* **TASK MATERIAL**
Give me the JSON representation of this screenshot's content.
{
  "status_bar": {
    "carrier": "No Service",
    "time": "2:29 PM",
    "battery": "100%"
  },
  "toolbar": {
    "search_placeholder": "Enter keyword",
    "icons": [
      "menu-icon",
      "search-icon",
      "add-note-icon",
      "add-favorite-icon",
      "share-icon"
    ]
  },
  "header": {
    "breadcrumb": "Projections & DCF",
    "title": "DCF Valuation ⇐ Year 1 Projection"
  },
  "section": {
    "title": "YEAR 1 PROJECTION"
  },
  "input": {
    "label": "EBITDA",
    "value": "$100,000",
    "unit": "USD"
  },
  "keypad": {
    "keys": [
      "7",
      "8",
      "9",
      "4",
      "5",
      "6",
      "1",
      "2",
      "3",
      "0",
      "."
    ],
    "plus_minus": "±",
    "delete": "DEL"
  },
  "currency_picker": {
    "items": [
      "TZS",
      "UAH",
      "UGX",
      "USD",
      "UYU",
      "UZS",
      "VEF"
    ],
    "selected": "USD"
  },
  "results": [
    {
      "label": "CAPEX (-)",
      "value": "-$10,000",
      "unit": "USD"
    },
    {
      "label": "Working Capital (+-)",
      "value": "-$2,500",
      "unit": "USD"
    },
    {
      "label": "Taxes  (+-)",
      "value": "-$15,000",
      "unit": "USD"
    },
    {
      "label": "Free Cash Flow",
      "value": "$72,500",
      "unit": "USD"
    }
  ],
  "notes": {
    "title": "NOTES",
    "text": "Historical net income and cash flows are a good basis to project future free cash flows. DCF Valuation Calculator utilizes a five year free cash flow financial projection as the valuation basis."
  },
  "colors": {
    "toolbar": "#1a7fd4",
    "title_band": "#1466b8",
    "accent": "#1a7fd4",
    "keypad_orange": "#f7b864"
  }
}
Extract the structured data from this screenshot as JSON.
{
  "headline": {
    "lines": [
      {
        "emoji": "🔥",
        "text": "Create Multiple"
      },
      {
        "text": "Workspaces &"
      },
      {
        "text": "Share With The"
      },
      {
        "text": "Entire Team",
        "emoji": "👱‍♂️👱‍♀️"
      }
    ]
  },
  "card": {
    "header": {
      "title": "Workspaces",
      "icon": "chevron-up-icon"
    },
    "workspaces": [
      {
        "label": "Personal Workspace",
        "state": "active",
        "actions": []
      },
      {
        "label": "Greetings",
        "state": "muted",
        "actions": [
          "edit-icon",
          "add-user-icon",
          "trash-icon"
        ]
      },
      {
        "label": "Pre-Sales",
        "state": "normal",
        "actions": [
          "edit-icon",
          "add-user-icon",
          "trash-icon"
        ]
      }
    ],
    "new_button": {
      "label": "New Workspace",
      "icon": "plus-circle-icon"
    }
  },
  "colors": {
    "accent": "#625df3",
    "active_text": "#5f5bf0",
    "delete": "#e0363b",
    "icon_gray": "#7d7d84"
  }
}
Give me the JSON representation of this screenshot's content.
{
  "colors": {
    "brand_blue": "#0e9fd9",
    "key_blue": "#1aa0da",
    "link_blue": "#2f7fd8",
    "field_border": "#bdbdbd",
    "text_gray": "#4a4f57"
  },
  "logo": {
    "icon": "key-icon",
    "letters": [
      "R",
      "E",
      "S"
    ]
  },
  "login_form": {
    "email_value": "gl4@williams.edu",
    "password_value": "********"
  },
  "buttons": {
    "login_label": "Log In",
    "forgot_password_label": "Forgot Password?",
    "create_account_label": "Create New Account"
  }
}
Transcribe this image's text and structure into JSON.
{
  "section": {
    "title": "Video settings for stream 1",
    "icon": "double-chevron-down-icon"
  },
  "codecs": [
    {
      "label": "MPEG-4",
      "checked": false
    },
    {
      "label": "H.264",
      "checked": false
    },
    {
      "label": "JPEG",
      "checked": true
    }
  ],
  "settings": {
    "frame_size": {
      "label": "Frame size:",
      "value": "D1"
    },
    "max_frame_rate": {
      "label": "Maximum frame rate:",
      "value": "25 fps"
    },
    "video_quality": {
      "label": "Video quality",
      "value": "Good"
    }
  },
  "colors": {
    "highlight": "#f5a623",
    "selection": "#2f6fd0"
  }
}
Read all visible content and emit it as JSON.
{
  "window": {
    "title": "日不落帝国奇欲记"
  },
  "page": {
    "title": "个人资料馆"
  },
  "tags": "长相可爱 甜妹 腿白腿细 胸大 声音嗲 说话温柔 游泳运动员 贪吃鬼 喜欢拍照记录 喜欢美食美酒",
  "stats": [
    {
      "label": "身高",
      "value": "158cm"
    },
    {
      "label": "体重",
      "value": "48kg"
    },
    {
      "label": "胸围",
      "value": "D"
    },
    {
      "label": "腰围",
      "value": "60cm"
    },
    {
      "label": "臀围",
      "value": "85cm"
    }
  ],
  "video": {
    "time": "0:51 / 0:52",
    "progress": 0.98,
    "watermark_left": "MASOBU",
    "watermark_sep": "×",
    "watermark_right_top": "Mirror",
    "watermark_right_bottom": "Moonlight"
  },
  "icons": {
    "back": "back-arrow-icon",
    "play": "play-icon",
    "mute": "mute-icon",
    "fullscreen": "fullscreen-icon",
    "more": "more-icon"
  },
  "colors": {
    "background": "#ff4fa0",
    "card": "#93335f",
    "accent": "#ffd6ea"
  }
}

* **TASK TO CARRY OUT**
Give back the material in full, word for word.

* **EXPECTED OUTPUT**
Give me the JSON representation of this screenshot's content.
{
  "status_bar": {
    "carrier": "No Service",
    "time": "2:29 PM",
    "battery": "100%"
  },
  "toolbar": {
    "search_placeholder": "Enter keyword",
    "icons": [
      "menu-icon",
      "search-icon",
      "add-note-icon",
      "add-favorite-icon",
      "share-icon"
    ]
  },
  "header": {
    "breadcrumb": "Projections & DCF",
    "title": "DCF Valuation ⇐ Year 1 Projection"
  },
  "section": {
    "title": "YEAR 1 PROJECTION"
  },
  "input": {
    "label": "EBITDA",
    "value": "$100,000",
    "unit": "USD"
  },
  "keypad": {
    "keys": [
      "7",
      "8",
      "9",
      "4",
      "5",
      "6",
      "1",
      "2",
      "3",
      "0",
      "."
    ],
    "plus_minus": "±",
    "delete": "DEL"
  },
  "currency_picker": {
    "items": [
      "TZS",
      "UAH",
      "UGX",
      "USD",
      "UYU",
      "UZS",
      "VEF"
    ],
    "selected": "USD"
  },
  "results": [
    {
      "label": "CAPEX (-)",
      "value": "-$10,000",
      "unit": "USD"
    },
    {
      "label": "Working Capital (+-)",
      "value": "-$2,500",
      "unit": "USD"
    },
    {
      "label": "Taxes  (+-)",
      "value": "-$15,000",
      "unit": "USD"
    },
    {
      "label": "Free Cash Flow",
      "value": "$72,500",
      "unit": "USD"
    }
  ],
  "notes": {
    "title": "NOTES",
    "text": "Historical net income and cash flows are a good basis to project future free cash flows. DCF Valuation Calculator utilizes a five year free cash flow financial projection as the valuation basis."
  },
  "colors": {
    "toolbar": "#1a7fd4",
    "title_band": "#1466b8",
    "accent": "#1a7fd4",
    "keypad_orange": "#f7b864"
  }
}
Extract the structured data from this screenshot as JSON.
{
  "headline": {
    "lines": [
      {
        "emoji": "🔥",
        "text": "Create Multiple"
      },
      {
        "text": "Workspaces &"
      },
      {
        "text": "Share With The"
      },
      {
        "text": "Entire Team",
        "emoji": "👱‍♂️👱‍♀️"
      }
    ]
  },
  "card": {
    "header": {
      "title": "Workspaces",
      "icon": "chevron-up-icon"
    },
    "workspaces": [
      {
        "label": "Personal Workspace",
        "state": "active",
        "actions": []
      },
      {
        "label": "Greetings",
        "state": "muted",
        "actions": [
          "edit-icon",
          "add-user-icon",
          "trash-icon"
        ]
      },
      {
        "label": "Pre-Sales",
        "state": "normal",
        "actions": [
          "edit-icon",
          "add-user-icon",
          "trash-icon"
        ]
      }
    ],
    "new_button": {
      "label": "New Workspace",
      "icon": "plus-circle-icon"
    }
  },
  "colors": {
    "accent": "#625df3",
    "active_text": "#5f5bf0",
    "delete": "#e0363b",
    "icon_gray": "#7d7d84"
  }
}
Give me the JSON representation of this screenshot's content.
{
  "colors": {
    "brand_blue": "#0e9fd9",
    "key_blue": "#1aa0da",
    "link_blue": "#2f7fd8",
    "field_border": "#bdbdbd",
    "text_gray": "#4a4f57"
  },
  "logo": {
    "icon": "key-icon",
    "letters": [
      "R",
      "E",
      "S"
    ]
  },
  "login_form": {
    "email_value": "gl4@williams.edu",
    "password_value": "********"
  },
  "buttons": {
    "login_label": "Log In",
    "forgot_password_label": "Forgot Password?",
    "create_account_label": "Create New Account"
  }
}
Transcribe this image's text and structure into JSON.
{
  "section": {
    "title": "Video settings for stream 1",
    "icon": "double-chevron-down-icon"
  },
  "codecs": [
    {
      "label": "MPEG-4",
      "checked": false
    },
    {
      "label": "H.264",
      "checked": false
    },
    {
      "label": "JPEG",
      "checked": true
    }
  ],
  "settings": {
    "frame_size": {
      "label": "Frame size:",
      "value": "D1"
    },
    "max_frame_rate": {
      "label": "Maximum frame rate:",
      "value": "25 fps"
    },
    "video_quality": {
      "label": "Video quality",
      "value": "Good"
    }
  },
  "colors": {
    "highlight": "#f5a623",
    "selection": "#2f6fd0"
  }
}
Read all visible content and emit it as JSON.
{
  "window": {
    "title": "日不落帝国奇欲记"
  },
  "page": {
    "title": "个人资料馆"
  },
  "tags": "长相可爱 甜妹 腿白腿细 胸大 声音嗲 说话温柔 游泳运动员 贪吃鬼 喜欢拍照记录 喜欢美食美酒",
  "stats": [
    {
      "label": "身高",
      "value": "158cm"
    },
    {
      "label": "体重",
      "value": "48kg"
    },
    {
      "label": "胸围",
      "value": "D"
    },
    {
      "label": "腰围",
      "value": "60cm"
    },
    {
      "label": "臀围",
      "value": "85cm"
    }
  ],
  "video": {
    "time": "0:51 / 0:52",
    "progress": 0.98,
    "watermark_left": "MASOBU",
    "watermark_sep": "×",
    "watermark_right_top": "Mirror",
    "watermark_right_bottom": "Moonlight"
  },
  "icons": {
    "back": "back-arrow-icon",
    "play": "play-icon",
    "mute": "mute-icon",
    "fullscreen": "fullscreen-icon",
    "more": "more-icon"
  },
  "colors": {
    "background": "#ff4fa0",
    "card": "#93335f",
    "accent": "#ffd6ea"
  }
}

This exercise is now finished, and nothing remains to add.